Phantom of the Opera, by Sir Andrew Lloyd Webber. Do you remember seeing this musical with me? I don’t even remember what year it was. Perhaps 2000, or 2001? It was on tour in Portland and you asked me if I would want to go see it with you.
Let me just take a pause for a moment to think about my response, “Ummmm, YES!”
For years we had listened the original Broadway cast album with Sarah Brightman, Crawford and Bartman. Over and over, and over again on road trips and to and from places around town. I loved singing and trying to embellish lyrics on the soprano songs. It was one of the musicals at the time that was taboo to sing at auditions or at recitals, “Too over done…tsk, tsk, who do you think you are? Sarah Brightman?”
Well I never listened to that. I ended up performing the role of Christine at a child’s birthday party in 2004. Yes, I said birthday party, that was correct. The parent was a bit indulgent shall we say. It was my first paying gig and I was absolutely thrilled. Someone has a home video floating around their shelves in Beaverton…not sure who or where. But the evidence exists. I wore my bridesmaid dress and earned a few hundred dollars to glide down the stair case and sing songs I loved. What’s not to love about that?!
Back to the memory. There I go digressing. Story of my life I’d say. 🙂 “The road less traveled…” Oh, whoops, there I go again.
I was absolutely thrilled to see the production with you that spring day. I can keenly recall mom and dad seeing it when I was about 9 or 10 in Anchorage, 1993 or 1994. Mom said I was a bit too young to see it because of the ‘scary’ elements in the production. I had heard about the chandelier falling and the whole mini-explosion bits here and there. I could not wait to see the spectacular with my own eyes. I can remember sitting in the Keller Auditorium with you, anxiously awaiting the beginning of the production. We flipped through the concert program and read through biographies for the performers and musicians.

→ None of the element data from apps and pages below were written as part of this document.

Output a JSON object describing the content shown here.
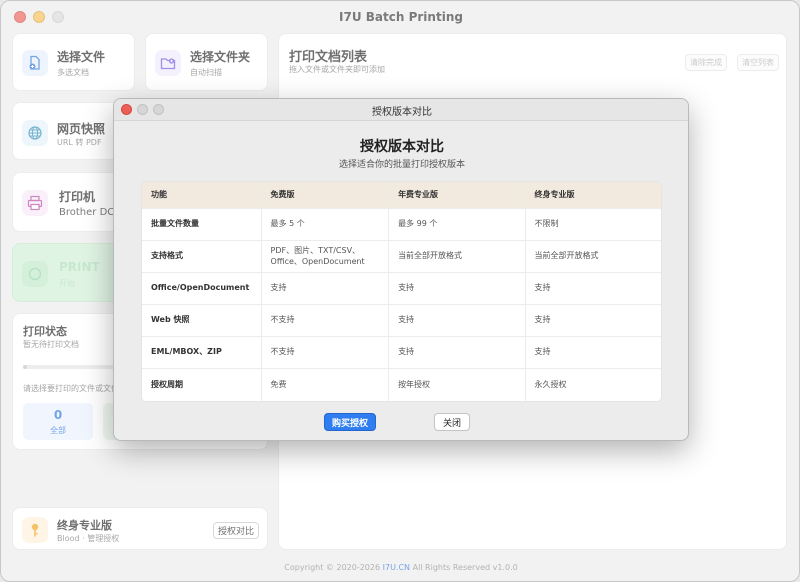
{
  "window": {
    "title": "I7U Batch Printing"
  },
  "cards": {
    "select_file": {
      "title": "选择文件",
      "sub": "多选文档"
    },
    "select_folder": {
      "title": "选择文件夹",
      "sub": "自动扫描"
    },
    "web_snapshot": {
      "title": "网页快照",
      "sub": "URL 转 PDF"
    },
    "printer": {
      "title": "打印机",
      "value": "Brother DCP"
    },
    "green": {
      "title": "PRINT",
      "sub": "开始"
    }
  },
  "status": {
    "title": "打印状态",
    "sub": "暂无待打印文档",
    "hint": "请选择要打印的文件或文件夹",
    "count": "0",
    "count_label": "全部"
  },
  "license": {
    "title": "终身专业版",
    "sub": "Blood · 管理授权",
    "compare_button": "授权对比"
  },
  "doc_list": {
    "title": "打印文档列表",
    "sub": "拖入文件或文件夹即可添加",
    "clear_done": "清除完成",
    "clear_list": "清空列表"
  },
  "footer": {
    "prefix": "Copyright © 2020-2026 ",
    "link": "I7U.CN",
    "suffix": " All Rights Reserved v1.0.0"
  },
  "dialog": {
    "window_title": "授权版本对比",
    "heading": "授权版本对比",
    "subheading": "选择适合你的批量打印授权版本",
    "buy_button": "购买授权",
    "close_button": "关闭",
    "table": {
      "headers": [
        "功能",
        "免费版",
        "年费专业版",
        "终身专业版"
      ],
      "rows": [
        [
          "批量文件数量",
          "最多 5 个",
          "最多 99 个",
          "不限制"
        ],
        [
          "支持格式",
          "PDF、图片、TXT/CSV、Office、OpenDocument",
          "当前全部开放格式",
          "当前全部开放格式"
        ],
        [
          "Office/OpenDocument",
          "支持",
          "支持",
          "支持"
        ],
        [
          "Web 快照",
          "不支持",
          "支持",
          "支持"
        ],
        [
          "EML/MBOX、ZIP",
          "不支持",
          "支持",
          "支持"
        ],
        [
          "授权周期",
          "免费",
          "按年授权",
          "永久授权"
        ]
      ]
    }
  },
  "colors": {
    "accent": "#2f7df0",
    "header_bg": "#f2e9df",
    "green_card": "#cfeed6",
    "status_tile": "#eaf2fd"
  }
}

The lights dimmed.
That faint chiming started and that melody that I can hear in my brain now, then the auction scene began. Finally the chandelier and that grand organ sound resounded. Chandelier glides upwards above the stage. Not over the audience yet, my heart still jumped into my hands, ok mom was right. 🙂
I don’t care what any one else thinks. I’m sorry, I think Sir Lloyd Webber did a spectacular job with his production. I absolutely adore the musical and am thrilled any time I hear the tunes. I know it’s rather faux pas or what not amongst the musical theatre community to be forthright with my accolades and taste. To each his own thought I say! I don’t know anyone personally that has written a musical that well done, performed THAT many times, and with such a resounding crowd pull for every show. Perhaps it is also the element of Paris that intrigued me ever so.
Having been lucky enough to spend time there, I can see why. It was a musical, architecturally enthralling, and culturally immersing city to experience. Perhaps one day we could share the experience together Debbie?! I would love to roam the streets of Paris with you and paint at the top of the Montmartre together. There is something to be said about being in Paris and enjoying what the city has to offer.
Thank you for the musical tapes, the musical production memories, and for sharing these glorious experiences with me. I can’t wait to see a musical with you again soon. I love you ever so!
This was a photo taken outside of the Keller, circa 2007-ish before enjoying, “Avenue Q.” Yet another musical you introduced into my life. 🙂